Photo of 1974 jump via Daily News
Picture this: You walk by the Flatiron Building, one of the most recognizable landmarks in the entire city, and see a man positioning himself to jump off. Today, you’d call 911 without hesitation, but 50 years ago it was annual spectacle.
Ephemeral New York uncovered the story of Henri LaMothe, the “diving daredevil” who performed a stunt around the country where he did his “flying squirrel” dive from 40 feet above ground into a collapsible plastic pool with only four feet of water. On his birthday on April 2, 1954, he climbed to the 40-foot mark on the Flatiron Building and did his signature jump. For the next 20 years, he performed the feat annually on his birthday, decreasing the water level each year. On his 70th birthday in 1974, he dove into a pool filled with merely one foot of water, and many say when he stood up, his back was still dry thanks to his famous belly flop.
Henri LaMothe was born in Chicago and began his career as a cab driver and then a Charleston dancer. When he was 19 years old, he originated the Lucky Lindy (also known as the Lindy Hop), a swing/jazz dance hybrid. In a 1977 Los Angeles Times article, LaMonthe said his diving prowess began with the Lindy: “[I] dove like a plane and landed on my belly on the dance floor.” He continued, “Then came the depression, when jobs weren’t so easy to find, and I started diving into the water for a living.” To be exact, he performed as a diving clown, according to a more recent Times article.
He completed his stunt more than 2,000 times across the country, using his signature arched belly flop as a safety net. “When I’m on the platform I go through yoga, stretching and limbering exercises. Then I wipe out all thoughts and concentrate on the circle and sense my aim, which is what zen is,” he’s quoted as saying in the LA Times. Discover Flatiron notes that “he appeared on ‘What’s My Line?’ in 1958 and was profiled in Sports Illustrated in 1975.” He made it into the Guinness Book of World Records, received a wax mannequin at the Guinness Museum on Hollywood Boulevard, and participated in testing at General Motors to determine how much stress upon impact the body could withstand.
Thought the 1974 dive was his last at the Flatiron Building, LaMothe did continue diving across the country until his death in 1987 at age 83. According to the Times, “His widow, Birgit, said she could recall only one high-diving injury he suffered (to his nose) and only one time he refused to dive at the last minute (in Kansas during a high wind). Otherwise, she rarely worried. ‘He did it for so many years, it didn’t bother me,’ she said.”
[Via Ephemeral NY]
Images: Lead via NYDN; Second via Museum of the City of New York
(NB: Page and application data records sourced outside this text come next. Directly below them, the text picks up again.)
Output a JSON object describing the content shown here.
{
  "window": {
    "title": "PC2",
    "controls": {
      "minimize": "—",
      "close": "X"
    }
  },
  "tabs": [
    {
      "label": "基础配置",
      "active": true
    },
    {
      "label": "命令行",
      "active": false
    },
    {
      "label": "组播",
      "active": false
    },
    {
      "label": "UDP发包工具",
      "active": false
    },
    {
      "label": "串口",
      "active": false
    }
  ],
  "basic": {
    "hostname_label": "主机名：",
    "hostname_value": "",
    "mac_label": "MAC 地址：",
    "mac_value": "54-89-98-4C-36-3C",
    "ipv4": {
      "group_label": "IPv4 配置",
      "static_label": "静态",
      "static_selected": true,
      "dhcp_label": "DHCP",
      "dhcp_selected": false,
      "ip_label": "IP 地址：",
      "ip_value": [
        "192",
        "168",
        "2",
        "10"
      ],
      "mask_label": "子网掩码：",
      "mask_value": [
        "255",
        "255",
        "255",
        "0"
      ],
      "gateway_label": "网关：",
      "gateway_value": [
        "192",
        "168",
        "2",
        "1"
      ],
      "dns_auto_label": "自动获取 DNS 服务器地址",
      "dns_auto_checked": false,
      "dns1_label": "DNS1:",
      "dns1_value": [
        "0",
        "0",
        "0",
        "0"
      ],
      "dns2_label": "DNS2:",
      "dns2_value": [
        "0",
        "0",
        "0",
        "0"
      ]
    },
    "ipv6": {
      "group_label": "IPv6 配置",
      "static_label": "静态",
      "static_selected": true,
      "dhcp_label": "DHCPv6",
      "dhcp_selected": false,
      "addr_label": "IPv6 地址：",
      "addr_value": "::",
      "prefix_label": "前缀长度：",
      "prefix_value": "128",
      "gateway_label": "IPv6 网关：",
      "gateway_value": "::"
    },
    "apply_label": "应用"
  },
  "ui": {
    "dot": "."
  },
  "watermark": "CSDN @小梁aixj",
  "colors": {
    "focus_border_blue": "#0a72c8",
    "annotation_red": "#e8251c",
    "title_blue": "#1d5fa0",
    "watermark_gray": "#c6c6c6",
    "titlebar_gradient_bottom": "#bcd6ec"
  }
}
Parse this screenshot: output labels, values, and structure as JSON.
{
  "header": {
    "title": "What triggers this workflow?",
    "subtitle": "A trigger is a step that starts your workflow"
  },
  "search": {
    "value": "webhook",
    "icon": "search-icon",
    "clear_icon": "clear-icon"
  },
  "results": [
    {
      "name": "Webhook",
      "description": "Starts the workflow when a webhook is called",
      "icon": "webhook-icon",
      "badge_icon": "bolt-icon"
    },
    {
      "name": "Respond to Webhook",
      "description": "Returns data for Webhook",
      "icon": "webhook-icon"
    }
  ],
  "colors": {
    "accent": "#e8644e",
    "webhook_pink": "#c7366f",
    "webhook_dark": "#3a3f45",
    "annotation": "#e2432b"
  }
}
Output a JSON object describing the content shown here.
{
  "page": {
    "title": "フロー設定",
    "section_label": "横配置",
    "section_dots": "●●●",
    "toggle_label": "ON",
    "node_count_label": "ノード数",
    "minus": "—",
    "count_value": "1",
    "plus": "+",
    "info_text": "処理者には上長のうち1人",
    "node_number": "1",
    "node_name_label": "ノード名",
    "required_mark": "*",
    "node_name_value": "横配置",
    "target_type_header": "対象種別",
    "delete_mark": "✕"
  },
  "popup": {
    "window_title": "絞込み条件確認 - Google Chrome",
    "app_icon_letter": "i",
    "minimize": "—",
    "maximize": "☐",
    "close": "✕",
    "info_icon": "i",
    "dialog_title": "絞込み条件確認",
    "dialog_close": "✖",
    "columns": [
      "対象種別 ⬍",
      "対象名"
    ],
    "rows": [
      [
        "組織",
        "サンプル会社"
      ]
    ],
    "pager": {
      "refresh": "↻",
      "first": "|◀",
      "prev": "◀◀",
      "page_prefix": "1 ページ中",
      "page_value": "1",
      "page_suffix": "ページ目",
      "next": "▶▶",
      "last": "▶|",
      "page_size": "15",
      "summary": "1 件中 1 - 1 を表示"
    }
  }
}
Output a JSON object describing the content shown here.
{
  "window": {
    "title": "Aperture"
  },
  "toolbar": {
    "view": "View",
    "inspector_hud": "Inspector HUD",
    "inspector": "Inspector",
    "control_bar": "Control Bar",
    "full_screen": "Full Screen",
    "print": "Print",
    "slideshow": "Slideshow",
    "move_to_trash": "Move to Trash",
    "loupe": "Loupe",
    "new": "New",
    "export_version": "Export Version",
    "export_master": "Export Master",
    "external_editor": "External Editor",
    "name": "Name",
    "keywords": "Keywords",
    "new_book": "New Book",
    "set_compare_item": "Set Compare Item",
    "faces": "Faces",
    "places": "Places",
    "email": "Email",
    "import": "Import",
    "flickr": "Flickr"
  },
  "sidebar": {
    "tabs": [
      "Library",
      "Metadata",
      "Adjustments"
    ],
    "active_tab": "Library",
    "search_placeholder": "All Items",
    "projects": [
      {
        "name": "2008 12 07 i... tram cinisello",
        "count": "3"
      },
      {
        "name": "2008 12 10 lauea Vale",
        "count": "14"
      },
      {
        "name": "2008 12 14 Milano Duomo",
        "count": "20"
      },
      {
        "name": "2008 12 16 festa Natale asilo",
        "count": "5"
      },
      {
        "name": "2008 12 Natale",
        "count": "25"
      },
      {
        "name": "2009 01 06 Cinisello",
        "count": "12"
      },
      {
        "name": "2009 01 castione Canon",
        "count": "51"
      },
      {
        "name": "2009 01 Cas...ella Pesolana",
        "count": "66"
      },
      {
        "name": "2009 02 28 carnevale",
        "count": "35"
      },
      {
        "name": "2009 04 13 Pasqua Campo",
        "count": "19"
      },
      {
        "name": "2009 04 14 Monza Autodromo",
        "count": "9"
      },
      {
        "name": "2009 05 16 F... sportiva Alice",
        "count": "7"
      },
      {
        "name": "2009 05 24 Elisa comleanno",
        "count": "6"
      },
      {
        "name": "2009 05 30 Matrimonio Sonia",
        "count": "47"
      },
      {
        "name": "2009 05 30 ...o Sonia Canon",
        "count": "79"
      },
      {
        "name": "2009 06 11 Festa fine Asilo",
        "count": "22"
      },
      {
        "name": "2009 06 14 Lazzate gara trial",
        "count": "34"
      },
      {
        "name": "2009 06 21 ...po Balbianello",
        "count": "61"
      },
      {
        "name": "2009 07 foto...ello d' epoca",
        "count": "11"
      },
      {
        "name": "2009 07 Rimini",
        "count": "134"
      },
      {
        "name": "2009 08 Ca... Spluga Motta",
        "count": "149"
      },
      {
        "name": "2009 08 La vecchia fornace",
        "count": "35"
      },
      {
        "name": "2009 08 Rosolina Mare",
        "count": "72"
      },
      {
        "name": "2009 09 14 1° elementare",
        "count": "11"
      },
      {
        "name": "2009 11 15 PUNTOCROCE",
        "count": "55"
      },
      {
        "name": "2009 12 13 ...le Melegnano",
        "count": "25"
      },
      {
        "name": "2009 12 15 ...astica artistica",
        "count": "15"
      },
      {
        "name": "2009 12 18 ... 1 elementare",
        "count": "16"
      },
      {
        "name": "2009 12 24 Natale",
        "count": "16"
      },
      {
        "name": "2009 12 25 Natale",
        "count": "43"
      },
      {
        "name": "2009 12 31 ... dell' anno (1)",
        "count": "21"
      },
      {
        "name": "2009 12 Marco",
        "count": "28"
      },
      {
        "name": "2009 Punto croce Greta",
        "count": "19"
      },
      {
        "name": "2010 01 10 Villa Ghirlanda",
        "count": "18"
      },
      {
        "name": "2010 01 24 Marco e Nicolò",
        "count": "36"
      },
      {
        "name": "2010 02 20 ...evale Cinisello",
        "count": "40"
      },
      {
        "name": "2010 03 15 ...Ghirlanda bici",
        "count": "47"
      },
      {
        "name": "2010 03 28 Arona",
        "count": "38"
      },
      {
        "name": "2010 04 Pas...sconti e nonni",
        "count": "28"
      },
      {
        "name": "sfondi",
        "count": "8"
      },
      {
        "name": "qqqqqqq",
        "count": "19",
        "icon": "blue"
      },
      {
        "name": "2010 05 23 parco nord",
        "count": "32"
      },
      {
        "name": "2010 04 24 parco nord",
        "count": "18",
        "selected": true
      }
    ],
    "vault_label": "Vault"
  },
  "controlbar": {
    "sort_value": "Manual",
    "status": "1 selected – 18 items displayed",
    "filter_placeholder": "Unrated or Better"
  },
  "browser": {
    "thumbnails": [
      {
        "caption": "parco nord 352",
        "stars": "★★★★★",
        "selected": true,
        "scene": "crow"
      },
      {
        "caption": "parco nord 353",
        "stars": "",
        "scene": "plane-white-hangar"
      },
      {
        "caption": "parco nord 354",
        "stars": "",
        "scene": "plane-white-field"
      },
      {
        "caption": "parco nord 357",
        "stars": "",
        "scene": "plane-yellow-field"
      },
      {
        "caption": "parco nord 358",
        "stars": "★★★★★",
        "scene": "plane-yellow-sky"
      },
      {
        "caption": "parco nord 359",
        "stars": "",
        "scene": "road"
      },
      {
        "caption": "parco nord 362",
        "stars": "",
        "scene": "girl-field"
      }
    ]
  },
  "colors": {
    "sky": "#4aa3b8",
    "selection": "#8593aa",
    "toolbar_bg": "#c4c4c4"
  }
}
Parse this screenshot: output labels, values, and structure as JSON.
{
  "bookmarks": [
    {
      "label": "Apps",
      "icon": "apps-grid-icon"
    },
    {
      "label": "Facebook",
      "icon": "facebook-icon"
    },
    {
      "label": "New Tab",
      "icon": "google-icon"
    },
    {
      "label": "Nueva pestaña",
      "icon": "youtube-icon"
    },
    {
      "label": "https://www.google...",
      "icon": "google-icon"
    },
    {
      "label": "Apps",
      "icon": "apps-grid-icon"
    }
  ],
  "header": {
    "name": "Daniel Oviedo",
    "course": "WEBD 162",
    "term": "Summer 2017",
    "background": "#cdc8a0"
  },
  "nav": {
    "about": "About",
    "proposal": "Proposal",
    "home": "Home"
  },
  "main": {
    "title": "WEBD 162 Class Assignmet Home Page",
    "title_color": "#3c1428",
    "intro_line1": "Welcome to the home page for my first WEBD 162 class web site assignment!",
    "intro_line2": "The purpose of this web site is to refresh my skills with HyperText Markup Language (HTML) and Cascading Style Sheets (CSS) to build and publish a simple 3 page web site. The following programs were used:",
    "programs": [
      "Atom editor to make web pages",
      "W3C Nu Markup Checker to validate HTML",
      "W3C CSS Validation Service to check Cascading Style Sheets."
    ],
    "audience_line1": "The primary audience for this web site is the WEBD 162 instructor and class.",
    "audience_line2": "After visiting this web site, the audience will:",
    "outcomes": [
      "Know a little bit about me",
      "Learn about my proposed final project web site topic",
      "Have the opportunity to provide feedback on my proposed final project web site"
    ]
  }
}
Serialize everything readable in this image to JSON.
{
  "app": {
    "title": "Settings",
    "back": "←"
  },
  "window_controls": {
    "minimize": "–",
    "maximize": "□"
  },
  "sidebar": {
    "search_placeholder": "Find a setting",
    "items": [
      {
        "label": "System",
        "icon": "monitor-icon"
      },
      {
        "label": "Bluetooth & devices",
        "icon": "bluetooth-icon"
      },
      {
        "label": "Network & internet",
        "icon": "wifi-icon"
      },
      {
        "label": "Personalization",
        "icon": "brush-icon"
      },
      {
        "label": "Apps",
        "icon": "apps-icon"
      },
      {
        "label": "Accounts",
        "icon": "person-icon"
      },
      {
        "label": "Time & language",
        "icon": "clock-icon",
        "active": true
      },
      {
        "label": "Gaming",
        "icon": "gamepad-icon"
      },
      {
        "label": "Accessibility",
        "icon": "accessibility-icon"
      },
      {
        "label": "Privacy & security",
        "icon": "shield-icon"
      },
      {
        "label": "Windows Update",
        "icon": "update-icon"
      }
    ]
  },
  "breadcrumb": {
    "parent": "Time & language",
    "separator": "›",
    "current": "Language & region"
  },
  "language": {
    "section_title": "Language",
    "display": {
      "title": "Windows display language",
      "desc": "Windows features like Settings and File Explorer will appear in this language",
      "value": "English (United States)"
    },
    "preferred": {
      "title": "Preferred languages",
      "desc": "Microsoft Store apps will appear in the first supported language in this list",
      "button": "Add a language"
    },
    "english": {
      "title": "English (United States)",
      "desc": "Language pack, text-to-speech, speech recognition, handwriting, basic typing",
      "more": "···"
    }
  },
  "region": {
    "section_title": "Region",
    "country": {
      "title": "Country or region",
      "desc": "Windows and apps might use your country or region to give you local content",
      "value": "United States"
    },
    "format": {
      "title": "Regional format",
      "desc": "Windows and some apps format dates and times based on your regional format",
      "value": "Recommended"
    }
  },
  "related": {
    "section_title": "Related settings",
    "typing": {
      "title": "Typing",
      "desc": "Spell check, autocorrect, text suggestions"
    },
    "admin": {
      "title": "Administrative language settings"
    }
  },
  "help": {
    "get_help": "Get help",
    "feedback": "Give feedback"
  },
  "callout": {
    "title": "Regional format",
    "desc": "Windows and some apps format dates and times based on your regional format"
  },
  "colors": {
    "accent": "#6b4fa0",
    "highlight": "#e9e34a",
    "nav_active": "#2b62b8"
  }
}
- NYC’s First Subway Line Moved Passengers Just One Block–Can You Guess Which?
- VIDEO: Driving Around NYC in the 1920s Was a Dangerous Task
- Where Did NYC’s Nickname ‘Gotham’ Come From?
- There’s a Cold War Bomb Shelter Hidden Under the Brooklyn Bridge